TASK BRIEF -
In how many lines of the records below does the word "Lake" appear? Answer with the number alone.

+++ PROVIDED RECORDS

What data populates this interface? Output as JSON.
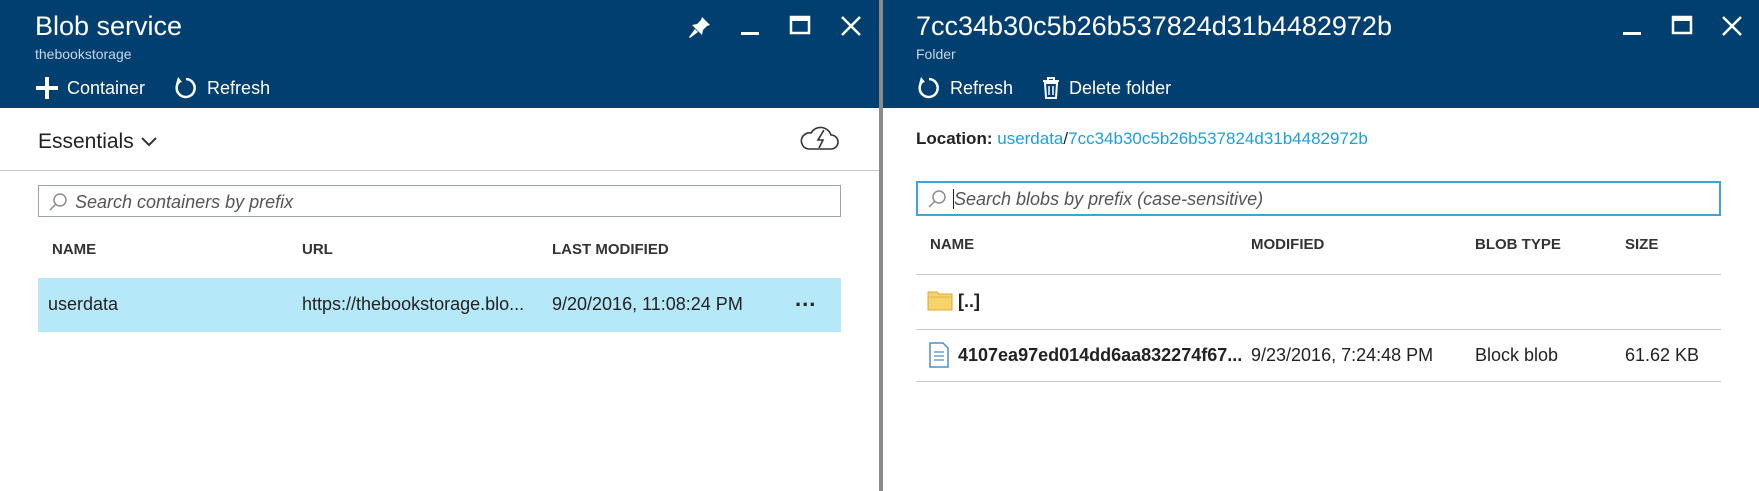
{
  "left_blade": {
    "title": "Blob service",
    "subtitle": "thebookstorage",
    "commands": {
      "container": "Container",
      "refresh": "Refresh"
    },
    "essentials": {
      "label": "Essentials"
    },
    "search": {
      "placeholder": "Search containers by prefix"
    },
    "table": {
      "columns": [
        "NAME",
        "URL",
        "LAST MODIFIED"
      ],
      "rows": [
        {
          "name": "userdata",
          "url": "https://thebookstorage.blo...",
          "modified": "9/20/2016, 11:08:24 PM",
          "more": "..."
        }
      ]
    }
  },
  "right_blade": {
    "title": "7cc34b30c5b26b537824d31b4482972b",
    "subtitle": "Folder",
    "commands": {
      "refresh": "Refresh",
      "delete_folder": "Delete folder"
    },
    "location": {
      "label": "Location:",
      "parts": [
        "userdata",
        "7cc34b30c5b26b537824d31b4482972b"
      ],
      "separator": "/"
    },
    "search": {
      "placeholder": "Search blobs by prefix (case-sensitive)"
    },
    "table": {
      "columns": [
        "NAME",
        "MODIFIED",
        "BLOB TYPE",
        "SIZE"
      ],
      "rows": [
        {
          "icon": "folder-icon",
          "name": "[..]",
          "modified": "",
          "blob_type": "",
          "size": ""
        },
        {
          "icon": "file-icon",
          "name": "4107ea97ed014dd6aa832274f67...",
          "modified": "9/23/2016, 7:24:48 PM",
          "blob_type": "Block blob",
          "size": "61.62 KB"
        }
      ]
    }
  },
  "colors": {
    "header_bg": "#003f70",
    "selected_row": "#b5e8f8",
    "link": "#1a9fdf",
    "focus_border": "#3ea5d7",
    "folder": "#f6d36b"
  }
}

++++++
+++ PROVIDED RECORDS

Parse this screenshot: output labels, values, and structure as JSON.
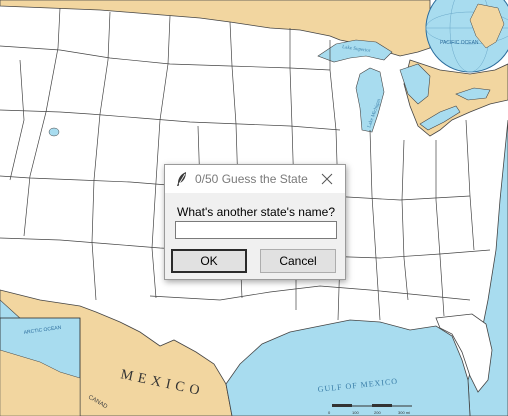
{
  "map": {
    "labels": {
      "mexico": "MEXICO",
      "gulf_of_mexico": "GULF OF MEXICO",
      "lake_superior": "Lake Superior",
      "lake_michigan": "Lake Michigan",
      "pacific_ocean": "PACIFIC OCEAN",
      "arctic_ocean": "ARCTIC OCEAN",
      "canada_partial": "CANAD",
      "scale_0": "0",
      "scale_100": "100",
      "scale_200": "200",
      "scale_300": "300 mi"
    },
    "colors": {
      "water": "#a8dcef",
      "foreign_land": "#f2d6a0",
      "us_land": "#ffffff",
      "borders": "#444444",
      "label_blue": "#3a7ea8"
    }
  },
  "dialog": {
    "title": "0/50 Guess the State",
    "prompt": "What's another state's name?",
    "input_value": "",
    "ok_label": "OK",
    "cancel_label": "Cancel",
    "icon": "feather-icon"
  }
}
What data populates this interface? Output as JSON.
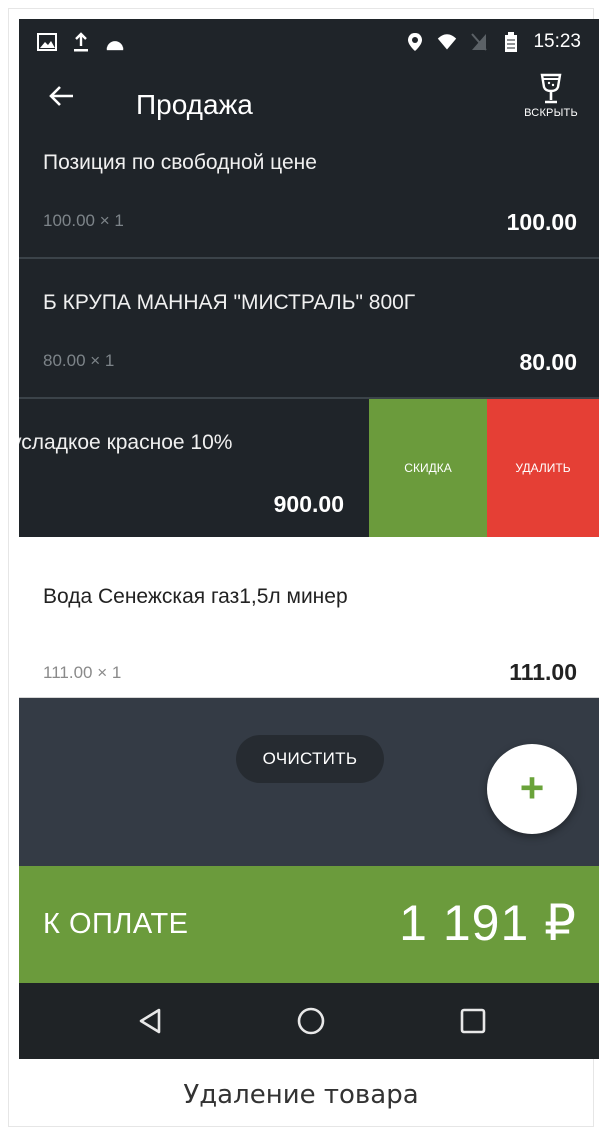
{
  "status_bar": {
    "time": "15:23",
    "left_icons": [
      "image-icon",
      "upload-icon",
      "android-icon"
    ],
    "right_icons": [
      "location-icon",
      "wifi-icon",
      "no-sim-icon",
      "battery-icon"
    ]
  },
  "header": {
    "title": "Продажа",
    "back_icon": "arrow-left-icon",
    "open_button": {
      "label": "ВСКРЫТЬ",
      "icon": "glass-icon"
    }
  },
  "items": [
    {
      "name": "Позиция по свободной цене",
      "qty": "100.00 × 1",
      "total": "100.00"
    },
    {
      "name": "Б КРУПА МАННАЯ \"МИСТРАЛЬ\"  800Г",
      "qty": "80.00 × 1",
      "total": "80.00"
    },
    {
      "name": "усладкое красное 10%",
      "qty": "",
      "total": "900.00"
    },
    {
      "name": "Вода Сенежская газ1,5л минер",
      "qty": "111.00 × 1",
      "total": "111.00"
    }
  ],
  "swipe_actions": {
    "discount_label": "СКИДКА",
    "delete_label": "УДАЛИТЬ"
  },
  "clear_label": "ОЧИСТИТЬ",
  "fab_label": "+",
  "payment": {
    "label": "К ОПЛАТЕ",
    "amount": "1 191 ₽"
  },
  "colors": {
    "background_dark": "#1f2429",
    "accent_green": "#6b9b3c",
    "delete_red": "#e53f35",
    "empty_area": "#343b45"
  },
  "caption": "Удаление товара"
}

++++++

TASK ANSWER -
2